** Data supplied follows **
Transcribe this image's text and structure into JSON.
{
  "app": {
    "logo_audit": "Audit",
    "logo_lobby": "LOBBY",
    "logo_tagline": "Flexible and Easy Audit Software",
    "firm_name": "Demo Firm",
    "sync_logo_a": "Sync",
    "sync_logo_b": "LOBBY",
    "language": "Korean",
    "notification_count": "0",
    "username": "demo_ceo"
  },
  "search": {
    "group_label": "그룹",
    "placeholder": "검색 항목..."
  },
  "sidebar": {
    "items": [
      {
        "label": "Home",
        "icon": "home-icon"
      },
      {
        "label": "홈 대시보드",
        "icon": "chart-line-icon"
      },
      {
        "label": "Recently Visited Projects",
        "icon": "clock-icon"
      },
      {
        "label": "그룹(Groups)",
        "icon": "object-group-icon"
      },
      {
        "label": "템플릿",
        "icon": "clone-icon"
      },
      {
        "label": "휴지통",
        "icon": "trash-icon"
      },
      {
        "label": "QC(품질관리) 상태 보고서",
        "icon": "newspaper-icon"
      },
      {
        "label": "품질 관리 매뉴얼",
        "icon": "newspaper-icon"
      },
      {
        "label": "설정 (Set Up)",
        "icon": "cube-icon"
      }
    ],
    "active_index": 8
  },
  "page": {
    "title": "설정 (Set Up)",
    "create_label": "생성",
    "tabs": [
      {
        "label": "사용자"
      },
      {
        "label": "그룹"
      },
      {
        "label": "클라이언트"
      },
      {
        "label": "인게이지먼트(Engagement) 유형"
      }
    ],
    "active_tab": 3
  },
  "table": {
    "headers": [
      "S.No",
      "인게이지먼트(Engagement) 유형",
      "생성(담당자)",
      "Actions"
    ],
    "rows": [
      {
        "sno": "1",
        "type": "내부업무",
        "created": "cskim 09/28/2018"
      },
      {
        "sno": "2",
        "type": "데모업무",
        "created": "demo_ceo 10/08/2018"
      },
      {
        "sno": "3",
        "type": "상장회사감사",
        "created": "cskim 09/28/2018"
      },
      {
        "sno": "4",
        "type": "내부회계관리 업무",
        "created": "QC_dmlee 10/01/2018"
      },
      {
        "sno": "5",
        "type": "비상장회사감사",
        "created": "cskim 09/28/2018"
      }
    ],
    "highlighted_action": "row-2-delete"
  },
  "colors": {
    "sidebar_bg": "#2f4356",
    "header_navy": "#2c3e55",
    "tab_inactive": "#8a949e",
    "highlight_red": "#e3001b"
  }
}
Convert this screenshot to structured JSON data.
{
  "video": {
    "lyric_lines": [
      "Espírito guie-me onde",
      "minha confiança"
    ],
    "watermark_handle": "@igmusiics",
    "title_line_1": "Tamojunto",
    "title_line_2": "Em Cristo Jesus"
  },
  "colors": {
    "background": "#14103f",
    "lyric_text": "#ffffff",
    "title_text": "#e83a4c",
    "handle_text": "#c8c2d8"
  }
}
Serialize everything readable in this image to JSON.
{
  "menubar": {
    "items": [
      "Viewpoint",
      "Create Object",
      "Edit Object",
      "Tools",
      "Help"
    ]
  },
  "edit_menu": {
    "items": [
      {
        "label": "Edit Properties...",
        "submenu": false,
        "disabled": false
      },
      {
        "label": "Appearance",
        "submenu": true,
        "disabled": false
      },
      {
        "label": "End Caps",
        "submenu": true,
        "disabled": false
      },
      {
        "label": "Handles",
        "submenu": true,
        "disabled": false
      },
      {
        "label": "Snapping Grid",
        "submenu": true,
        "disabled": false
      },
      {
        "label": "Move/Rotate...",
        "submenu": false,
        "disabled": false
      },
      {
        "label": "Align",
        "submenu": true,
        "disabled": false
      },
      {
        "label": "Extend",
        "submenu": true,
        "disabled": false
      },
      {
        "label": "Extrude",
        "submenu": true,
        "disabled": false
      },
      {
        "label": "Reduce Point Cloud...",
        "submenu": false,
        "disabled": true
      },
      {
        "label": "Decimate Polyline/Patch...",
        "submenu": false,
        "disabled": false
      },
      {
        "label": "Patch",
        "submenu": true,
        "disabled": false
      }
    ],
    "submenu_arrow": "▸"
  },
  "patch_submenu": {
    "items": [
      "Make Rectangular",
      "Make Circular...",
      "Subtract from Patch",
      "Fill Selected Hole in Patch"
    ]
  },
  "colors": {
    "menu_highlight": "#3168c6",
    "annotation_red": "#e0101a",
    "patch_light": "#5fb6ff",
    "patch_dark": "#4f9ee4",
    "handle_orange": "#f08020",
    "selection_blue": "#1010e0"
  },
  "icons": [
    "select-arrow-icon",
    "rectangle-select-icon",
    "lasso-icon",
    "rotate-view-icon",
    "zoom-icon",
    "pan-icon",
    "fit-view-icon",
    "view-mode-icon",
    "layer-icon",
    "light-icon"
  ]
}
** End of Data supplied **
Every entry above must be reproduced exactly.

Solution to this exercise —
Transcribe this image's text and structure into JSON.
{
  "app": {
    "logo_audit": "Audit",
    "logo_lobby": "LOBBY",
    "logo_tagline": "Flexible and Easy Audit Software",
    "firm_name": "Demo Firm",
    "sync_logo_a": "Sync",
    "sync_logo_b": "LOBBY",
    "language": "Korean",
    "notification_count": "0",
    "username": "demo_ceo"
  },
  "search": {
    "group_label": "그룹",
    "placeholder": "검색 항목..."
  },
  "sidebar": {
    "items": [
      {
        "label": "Home",
        "icon": "home-icon"
      },
      {
        "label": "홈 대시보드",
        "icon": "chart-line-icon"
      },
      {
        "label": "Recently Visited Projects",
        "icon": "clock-icon"
      },
      {
        "label": "그룹(Groups)",
        "icon": "object-group-icon"
      },
      {
        "label": "템플릿",
        "icon": "clone-icon"
      },
      {
        "label": "휴지통",
        "icon": "trash-icon"
      },
      {
        "label": "QC(품질관리) 상태 보고서",
        "icon": "newspaper-icon"
      },
      {
        "label": "품질 관리 매뉴얼",
        "icon": "newspaper-icon"
      },
      {
        "label": "설정 (Set Up)",
        "icon": "cube-icon"
      }
    ],
    "active_index": 8
  },
  "page": {
    "title": "설정 (Set Up)",
    "create_label": "생성",
    "tabs": [
      {
        "label": "사용자"
      },
      {
        "label": "그룹"
      },
      {
        "label": "클라이언트"
      },
      {
        "label": "인게이지먼트(Engagement) 유형"
      }
    ],
    "active_tab": 3
  },
  "table": {
    "headers": [
      "S.No",
      "인게이지먼트(Engagement) 유형",
      "생성(담당자)",
      "Actions"
    ],
    "rows": [
      {
        "sno": "1",
        "type": "내부업무",
        "created": "cskim 09/28/2018"
      },
      {
        "sno": "2",
        "type": "데모업무",
        "created": "demo_ceo 10/08/2018"
      },
      {
        "sno": "3",
        "type": "상장회사감사",
        "created": "cskim 09/28/2018"
      },
      {
        "sno": "4",
        "type": "내부회계관리 업무",
        "created": "QC_dmlee 10/01/2018"
      },
      {
        "sno": "5",
        "type": "비상장회사감사",
        "created": "cskim 09/28/2018"
      }
    ],
    "highlighted_action": "row-2-delete"
  },
  "colors": {
    "sidebar_bg": "#2f4356",
    "header_navy": "#2c3e55",
    "tab_inactive": "#8a949e",
    "highlight_red": "#e3001b"
  }
}
Convert this screenshot to structured JSON data.
{
  "video": {
    "lyric_lines": [
      "Espírito guie-me onde",
      "minha confiança"
    ],
    "watermark_handle": "@igmusiics",
    "title_line_1": "Tamojunto",
    "title_line_2": "Em Cristo Jesus"
  },
  "colors": {
    "background": "#14103f",
    "lyric_text": "#ffffff",
    "title_text": "#e83a4c",
    "handle_text": "#c8c2d8"
  }
}
Serialize everything readable in this image to JSON.
{
  "menubar": {
    "items": [
      "Viewpoint",
      "Create Object",
      "Edit Object",
      "Tools",
      "Help"
    ]
  },
  "edit_menu": {
    "items": [
      {
        "label": "Edit Properties...",
        "submenu": false,
        "disabled": false
      },
      {
        "label": "Appearance",
        "submenu": true,
        "disabled": false
      },
      {
        "label": "End Caps",
        "submenu": true,
        "disabled": false
      },
      {
        "label": "Handles",
        "submenu": true,
        "disabled": false
      },
      {
        "label": "Snapping Grid",
        "submenu": true,
        "disabled": false
      },
      {
        "label": "Move/Rotate...",
        "submenu": false,
        "disabled": false
      },
      {
        "label": "Align",
        "submenu": true,
        "disabled": false
      },
      {
        "label": "Extend",
        "submenu": true,
        "disabled": false
      },
      {
        "label": "Extrude",
        "submenu": true,
        "disabled": false
      },
      {
        "label": "Reduce Point Cloud...",
        "submenu": false,
        "disabled": true
      },
      {
        "label": "Decimate Polyline/Patch...",
        "submenu": false,
        "disabled": false
      },
      {
        "label": "Patch",
        "submenu": true,
        "disabled": false
      }
    ],
    "submenu_arrow": "▸"
  },
  "patch_submenu": {
    "items": [
      "Make Rectangular",
      "Make Circular...",
      "Subtract from Patch",
      "Fill Selected Hole in Patch"
    ]
  },
  "colors": {
    "menu_highlight": "#3168c6",
    "annotation_red": "#e0101a",
    "patch_light": "#5fb6ff",
    "patch_dark": "#4f9ee4",
    "handle_orange": "#f08020",
    "selection_blue": "#1010e0"
  },
  "icons": [
    "select-arrow-icon",
    "rectangle-select-icon",
    "lasso-icon",
    "rotate-view-icon",
    "zoom-icon",
    "pan-icon",
    "fit-view-icon",
    "view-mode-icon",
    "layer-icon",
    "light-icon"
  ]
}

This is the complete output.